__What you need to do__.
Give the number of lines in the data below containing the word "title", with no other text.

BEGIN

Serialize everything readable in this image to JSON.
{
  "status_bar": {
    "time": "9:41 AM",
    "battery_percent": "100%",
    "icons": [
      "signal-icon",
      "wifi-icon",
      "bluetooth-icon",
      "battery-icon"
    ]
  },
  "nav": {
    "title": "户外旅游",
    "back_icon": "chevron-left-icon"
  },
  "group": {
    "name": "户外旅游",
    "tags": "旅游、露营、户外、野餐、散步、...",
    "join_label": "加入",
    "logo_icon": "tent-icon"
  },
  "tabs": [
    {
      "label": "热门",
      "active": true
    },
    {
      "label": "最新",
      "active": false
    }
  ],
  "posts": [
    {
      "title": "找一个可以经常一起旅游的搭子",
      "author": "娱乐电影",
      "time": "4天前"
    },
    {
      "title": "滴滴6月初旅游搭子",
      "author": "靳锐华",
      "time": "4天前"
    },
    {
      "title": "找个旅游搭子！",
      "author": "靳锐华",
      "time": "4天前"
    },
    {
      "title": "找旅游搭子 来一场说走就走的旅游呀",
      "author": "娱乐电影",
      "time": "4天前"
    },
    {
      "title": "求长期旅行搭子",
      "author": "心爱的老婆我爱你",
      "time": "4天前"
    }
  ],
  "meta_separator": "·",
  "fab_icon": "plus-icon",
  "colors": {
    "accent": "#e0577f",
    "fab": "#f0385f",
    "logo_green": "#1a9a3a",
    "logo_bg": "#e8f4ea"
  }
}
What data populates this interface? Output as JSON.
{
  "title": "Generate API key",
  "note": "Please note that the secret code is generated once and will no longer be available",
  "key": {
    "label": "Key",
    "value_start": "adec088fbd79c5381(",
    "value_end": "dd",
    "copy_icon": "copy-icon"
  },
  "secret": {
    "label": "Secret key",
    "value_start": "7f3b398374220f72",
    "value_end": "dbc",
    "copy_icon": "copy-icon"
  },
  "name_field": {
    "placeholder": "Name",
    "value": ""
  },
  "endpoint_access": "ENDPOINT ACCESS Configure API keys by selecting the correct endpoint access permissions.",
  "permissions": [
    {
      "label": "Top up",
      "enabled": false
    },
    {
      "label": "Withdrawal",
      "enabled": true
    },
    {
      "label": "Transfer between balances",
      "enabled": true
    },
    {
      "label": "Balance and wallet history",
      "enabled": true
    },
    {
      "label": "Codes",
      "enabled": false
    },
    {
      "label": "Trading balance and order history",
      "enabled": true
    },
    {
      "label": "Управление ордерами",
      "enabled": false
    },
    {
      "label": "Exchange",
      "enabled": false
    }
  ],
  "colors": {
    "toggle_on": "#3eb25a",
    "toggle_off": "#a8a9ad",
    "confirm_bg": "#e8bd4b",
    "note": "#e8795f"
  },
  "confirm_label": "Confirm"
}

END

__The completed task__.
7